In order to challenge a reductive view of translation as a relatively straightforward process of word substitution that is still prevalent in the social sciences, this book proposes and develops a broader definition of translation as a social relation across linguistic difference, a process of transformation that leaves neither its agent nor its object unchanged. The book offers elaborations of the social, cultural and political implications of such an approach, as a broad focus on these various perspectives and their interrelations is needed for a fuller understanding of translation’s significance in the contemporary world.

This is key reading for advanced students and researchers of translation studies, social theory, cultural sociology and political sociology.

New volume: Dream of the Red Chamber – Literary and Translation Perspectives

Edited by Riccardo Moratto, Kanglong Liu and Di-kai Chao

Book Description

This edited volume contains an excellent collection of contributions and presents various informative topics under the central theme: literary and translation approaches to China’s greatest classical novel Hongloumeng.

Acclaimed as one of the Four Great Classical Novels of Chinese literature, Hongloumeng (known in English as The Dream of the Red Chamber or The Story of the Stone) epitomizes 18th century Chinese social and cultural life. Owing to its kaleidoscopic description of Chinese life and culture, the novel has also exerted a significant impact on world literature. Its various translations, either full-length or abridged, have been widely read by an international audience. The contributors to this volume provide a renewed perspective into Hongloumeng studies by bringing together scholarship in the fields of literary and translation studies. Specifically, the use of corpora in the framework of digital humanities in a number of chapters helps re-address many issues of the novel and its translations, from an innovative angle.

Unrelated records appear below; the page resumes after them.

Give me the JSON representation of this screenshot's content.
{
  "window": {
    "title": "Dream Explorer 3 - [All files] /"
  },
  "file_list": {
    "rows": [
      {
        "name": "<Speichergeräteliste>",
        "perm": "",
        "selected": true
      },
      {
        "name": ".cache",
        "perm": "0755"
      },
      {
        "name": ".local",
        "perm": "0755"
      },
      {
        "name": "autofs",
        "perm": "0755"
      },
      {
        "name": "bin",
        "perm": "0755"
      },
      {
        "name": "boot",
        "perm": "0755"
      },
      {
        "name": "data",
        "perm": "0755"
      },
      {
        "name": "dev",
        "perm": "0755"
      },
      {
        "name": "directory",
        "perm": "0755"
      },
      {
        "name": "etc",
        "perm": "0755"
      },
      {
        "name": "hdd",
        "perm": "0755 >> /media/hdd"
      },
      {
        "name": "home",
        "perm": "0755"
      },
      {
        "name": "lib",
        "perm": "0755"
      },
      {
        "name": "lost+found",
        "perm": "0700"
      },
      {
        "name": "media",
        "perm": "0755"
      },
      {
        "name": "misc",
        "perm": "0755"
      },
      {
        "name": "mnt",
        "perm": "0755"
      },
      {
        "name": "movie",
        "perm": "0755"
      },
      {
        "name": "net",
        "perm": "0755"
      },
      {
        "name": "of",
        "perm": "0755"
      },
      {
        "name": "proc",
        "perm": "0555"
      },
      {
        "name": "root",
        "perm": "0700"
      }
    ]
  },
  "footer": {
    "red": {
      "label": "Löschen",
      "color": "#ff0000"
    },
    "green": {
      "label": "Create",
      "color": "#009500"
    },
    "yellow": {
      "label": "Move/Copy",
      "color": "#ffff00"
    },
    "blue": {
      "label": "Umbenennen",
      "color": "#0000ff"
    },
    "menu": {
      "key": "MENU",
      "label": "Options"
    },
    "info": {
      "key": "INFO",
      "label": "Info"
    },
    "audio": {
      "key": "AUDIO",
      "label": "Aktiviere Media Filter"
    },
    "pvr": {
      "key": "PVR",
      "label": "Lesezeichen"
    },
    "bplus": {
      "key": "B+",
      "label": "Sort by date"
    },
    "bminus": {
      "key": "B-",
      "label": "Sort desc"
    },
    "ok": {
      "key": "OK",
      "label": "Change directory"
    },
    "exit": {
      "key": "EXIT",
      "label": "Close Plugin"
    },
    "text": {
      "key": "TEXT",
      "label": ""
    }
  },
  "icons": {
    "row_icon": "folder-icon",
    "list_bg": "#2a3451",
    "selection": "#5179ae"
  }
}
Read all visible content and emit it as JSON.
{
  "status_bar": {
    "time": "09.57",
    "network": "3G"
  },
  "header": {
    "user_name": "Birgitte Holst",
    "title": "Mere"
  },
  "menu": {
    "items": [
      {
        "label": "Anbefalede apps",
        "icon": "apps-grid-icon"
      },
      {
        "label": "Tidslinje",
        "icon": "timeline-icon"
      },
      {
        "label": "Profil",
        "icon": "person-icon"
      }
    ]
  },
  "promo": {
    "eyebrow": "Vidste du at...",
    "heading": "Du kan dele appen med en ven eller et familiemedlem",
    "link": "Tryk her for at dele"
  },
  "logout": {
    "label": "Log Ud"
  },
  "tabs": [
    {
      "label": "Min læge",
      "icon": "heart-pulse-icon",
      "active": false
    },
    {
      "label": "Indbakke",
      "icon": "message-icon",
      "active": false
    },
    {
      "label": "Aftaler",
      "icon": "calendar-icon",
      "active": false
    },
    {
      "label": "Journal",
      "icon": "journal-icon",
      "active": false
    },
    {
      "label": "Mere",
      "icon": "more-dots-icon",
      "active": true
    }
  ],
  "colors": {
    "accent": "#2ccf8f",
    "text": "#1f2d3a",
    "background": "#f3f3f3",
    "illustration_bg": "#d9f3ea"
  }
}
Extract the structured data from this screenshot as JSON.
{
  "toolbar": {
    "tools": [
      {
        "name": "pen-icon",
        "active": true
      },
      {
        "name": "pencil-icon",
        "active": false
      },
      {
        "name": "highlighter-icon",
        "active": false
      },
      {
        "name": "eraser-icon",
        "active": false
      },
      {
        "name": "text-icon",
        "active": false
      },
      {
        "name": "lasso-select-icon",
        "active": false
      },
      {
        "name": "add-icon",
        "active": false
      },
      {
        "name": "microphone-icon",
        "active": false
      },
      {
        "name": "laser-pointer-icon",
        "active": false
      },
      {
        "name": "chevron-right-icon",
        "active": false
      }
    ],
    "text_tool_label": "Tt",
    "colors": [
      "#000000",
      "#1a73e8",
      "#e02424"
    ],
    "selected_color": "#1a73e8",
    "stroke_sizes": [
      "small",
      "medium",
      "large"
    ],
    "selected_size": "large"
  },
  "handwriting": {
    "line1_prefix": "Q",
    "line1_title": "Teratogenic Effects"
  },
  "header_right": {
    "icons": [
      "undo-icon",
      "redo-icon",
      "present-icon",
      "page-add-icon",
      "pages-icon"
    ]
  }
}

The book is an insightful resource for both scholars of Chinese literature and for linguists with a focus on translation studies.

Routledge: ISBN 9781032284309